After working on the same dairy farm in upstate New York for 12 hours a day, six days a week for three years, Crispin Hernandez was fired for meeting with an organizer. Has the time come for farmworkers to attain the rights they have been long denied?
The New York Civil Liberties Union filed a lawsuit in May against the state and Gov. Andrew Cuomo that alleges preventing farmworkers from organizing is a violation of the State Constitution. Hours after the suit was filed, Gov. Cuomo said his administration will not defend it in court.
“I agree with the NYCLU that the exclusion of farmworkers from the labor relations act is inconsistent with our constitutional principles,” the governor said in a statement.
But the battle has grown. Now the New York State Farm Bureau, the state’s largest agricultural lobbying group, wants to defend the ban. The bureau, which represents big agribusiness, filed a motion in State Supreme Court on June 20 seeking intervenor status in the lawsuit, saying the ability of its members to produce food would be harmed if the plaintiffs prevail.
In the state with the highest union membership rate in the nation and in an industry worth $6.36 billion in 2014, New York farmworkers do not have the right to organize without fear of retaliation. They are not guaranteed a full 24-hour day off each week. New York farmworkers do not have the right to overtime pay, unemployment benefits or Workers’ Compensation insurance — all rights that UFT members and other workers take for granted.
While the right of workers to organize is federally protected by the 1935 National Labor Relations Act, farmers were excluded then and still are.
“We reject the Farm Bureau’s continued assertions that this racist, holdover policy from Jim Crowe has any place in New York today,” said Erin Beth Harrist, a senior staff attorney at the New York Civil Liberties Union and lead counsel on the case.
The Civil Liberties Union suit was filed on behalf of Hernandez and two advocacy groups, the Workers’ Center of Central New York and the Worker Justice Center of New York. Hernandez was fired after his employer — Marks Farms LLC in Lowville, one of the largest dairies in New York — saw him meeting with co-workers and an organizer, after work hours in a worker’s residence.
The Farm Bureau has justified its motion by saying farms don’t work like other businesses and a strike at the wrong time could wipe out a year’s crop.

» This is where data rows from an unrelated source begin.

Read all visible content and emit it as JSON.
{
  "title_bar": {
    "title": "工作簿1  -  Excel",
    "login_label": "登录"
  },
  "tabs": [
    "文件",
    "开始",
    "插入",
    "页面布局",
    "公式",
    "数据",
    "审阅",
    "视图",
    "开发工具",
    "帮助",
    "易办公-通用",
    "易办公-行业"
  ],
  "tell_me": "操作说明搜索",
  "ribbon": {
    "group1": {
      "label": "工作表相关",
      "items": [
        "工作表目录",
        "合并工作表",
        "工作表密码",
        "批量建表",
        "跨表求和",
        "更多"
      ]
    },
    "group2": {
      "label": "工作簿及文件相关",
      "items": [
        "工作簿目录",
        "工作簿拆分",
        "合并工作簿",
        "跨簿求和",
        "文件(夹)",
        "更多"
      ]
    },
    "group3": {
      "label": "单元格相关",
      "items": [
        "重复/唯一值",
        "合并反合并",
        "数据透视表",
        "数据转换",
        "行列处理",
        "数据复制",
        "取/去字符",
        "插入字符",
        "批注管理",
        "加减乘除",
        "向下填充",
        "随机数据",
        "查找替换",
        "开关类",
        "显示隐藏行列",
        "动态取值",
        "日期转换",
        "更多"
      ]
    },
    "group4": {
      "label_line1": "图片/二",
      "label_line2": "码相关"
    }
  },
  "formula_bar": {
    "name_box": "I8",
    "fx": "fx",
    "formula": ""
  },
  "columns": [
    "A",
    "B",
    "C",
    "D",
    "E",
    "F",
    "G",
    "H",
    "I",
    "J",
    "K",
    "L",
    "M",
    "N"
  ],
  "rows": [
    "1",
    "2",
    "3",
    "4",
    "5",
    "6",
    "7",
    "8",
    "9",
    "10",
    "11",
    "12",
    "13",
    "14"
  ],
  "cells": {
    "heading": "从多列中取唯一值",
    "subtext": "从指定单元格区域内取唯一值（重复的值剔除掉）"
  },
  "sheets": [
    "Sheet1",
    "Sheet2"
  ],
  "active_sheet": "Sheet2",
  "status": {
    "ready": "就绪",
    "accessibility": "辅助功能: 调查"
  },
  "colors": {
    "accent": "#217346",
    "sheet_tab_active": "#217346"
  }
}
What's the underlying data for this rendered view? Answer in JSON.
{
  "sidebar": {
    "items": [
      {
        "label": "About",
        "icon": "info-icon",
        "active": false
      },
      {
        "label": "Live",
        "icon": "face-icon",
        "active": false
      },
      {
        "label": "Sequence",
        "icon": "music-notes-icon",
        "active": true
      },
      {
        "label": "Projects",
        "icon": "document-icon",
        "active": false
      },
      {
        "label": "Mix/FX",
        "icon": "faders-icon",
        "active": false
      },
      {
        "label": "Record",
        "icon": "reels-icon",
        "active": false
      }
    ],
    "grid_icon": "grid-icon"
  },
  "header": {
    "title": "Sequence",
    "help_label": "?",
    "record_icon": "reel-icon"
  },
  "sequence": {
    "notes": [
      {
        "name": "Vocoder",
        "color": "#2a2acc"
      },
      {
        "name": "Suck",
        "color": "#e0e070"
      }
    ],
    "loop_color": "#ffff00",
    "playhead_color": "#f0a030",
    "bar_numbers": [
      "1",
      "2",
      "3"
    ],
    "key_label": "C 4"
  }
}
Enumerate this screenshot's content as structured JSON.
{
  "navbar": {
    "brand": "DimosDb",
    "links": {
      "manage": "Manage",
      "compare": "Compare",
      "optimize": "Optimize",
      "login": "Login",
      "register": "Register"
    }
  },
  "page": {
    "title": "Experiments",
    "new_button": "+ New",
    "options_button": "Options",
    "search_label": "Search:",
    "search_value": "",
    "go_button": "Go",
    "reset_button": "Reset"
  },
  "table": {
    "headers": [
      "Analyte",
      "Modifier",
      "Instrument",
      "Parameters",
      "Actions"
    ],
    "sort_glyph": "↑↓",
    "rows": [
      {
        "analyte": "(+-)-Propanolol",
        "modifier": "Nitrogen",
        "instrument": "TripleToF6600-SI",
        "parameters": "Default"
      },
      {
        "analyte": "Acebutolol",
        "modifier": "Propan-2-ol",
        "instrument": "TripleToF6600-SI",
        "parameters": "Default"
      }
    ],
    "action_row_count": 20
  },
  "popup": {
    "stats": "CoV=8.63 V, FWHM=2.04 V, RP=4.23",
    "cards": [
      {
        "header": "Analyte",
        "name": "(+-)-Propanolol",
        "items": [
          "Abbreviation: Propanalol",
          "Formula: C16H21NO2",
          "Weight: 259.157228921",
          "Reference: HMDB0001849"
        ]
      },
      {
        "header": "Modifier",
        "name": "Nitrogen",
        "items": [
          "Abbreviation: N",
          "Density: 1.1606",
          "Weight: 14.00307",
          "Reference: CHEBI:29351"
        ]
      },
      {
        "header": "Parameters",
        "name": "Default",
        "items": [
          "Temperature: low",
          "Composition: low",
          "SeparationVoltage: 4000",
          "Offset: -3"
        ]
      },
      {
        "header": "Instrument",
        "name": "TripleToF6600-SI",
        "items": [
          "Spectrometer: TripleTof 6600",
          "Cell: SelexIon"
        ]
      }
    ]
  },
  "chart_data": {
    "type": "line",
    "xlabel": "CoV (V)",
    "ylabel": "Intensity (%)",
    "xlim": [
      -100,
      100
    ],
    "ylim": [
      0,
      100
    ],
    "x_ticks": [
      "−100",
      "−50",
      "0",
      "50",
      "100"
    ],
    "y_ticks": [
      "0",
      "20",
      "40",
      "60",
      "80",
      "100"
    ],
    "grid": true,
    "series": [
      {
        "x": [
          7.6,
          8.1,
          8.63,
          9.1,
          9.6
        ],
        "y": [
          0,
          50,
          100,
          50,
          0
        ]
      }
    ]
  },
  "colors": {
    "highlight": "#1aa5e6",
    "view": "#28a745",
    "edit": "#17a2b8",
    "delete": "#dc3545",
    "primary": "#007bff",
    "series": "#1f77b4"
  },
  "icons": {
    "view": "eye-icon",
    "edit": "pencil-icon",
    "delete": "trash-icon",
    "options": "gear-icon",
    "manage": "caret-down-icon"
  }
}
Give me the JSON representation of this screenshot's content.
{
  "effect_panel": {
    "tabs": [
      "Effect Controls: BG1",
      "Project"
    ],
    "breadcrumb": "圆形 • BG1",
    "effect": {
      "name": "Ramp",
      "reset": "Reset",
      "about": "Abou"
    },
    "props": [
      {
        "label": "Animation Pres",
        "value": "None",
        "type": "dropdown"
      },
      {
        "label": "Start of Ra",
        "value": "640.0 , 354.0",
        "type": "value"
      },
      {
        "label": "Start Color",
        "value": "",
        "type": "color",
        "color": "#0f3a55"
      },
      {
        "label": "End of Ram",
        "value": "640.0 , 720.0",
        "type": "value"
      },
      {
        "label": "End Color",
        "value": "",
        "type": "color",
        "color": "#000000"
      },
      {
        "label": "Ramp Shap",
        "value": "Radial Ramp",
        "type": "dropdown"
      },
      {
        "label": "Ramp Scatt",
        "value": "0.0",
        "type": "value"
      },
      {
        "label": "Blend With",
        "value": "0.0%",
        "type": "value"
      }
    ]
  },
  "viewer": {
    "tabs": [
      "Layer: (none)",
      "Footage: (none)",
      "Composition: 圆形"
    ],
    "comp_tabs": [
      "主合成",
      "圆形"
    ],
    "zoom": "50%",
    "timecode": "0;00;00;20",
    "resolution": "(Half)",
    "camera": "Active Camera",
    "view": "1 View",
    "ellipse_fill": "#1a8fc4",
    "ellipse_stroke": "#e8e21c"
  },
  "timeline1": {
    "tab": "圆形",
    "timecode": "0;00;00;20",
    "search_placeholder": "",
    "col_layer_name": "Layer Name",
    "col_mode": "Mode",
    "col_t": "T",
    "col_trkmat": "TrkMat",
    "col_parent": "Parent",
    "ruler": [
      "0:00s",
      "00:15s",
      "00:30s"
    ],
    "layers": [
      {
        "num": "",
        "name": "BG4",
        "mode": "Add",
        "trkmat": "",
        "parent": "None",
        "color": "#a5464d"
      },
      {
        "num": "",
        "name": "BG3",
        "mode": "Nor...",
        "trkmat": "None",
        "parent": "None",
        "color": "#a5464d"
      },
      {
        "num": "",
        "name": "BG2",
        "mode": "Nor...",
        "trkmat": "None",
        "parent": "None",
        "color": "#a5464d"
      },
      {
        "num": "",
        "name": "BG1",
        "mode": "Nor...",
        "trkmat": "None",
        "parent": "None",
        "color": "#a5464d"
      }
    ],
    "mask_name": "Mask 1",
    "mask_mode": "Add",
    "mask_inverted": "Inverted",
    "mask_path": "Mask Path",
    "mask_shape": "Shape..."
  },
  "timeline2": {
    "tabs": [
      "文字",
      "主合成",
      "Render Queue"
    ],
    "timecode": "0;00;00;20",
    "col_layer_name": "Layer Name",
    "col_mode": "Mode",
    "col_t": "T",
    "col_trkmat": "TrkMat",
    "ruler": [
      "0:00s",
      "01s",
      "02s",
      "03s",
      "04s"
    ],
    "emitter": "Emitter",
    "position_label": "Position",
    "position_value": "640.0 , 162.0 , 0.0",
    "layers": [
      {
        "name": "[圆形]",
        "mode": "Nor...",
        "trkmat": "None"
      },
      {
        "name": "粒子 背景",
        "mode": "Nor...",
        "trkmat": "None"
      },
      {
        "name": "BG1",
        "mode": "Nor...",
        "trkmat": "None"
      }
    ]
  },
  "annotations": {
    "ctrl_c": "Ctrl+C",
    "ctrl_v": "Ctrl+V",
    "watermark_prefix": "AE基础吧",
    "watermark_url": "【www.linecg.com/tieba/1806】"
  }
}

At issue in the bureau’s attempt to insert itself as a defendant may be whether the bureau speaks for the employers, according to Kate Bronfenbrenner, the director of Labor Education Research and a senior lecturer at Cornell University’s School of Industrial and Labor Relations. “So many of the people who hire farmworkers in New York State are not represented by the Farm Bureau,” she said.
Legislation now being considered by the state Senate and Assembly — the Farmworkers Fair Labor Practices Act — would give basic rights to the state’s farmworkers and eliminate some exemptions for agricultural workers granted under federal law.
Things have begun to change in New York State, says Bronfenbrenner, because Democratic lawmakers in Albany have started to ask if there is a constitutional argument for denying farmworkers the rights that other workers are entitled to.
“It’s not there,” she said.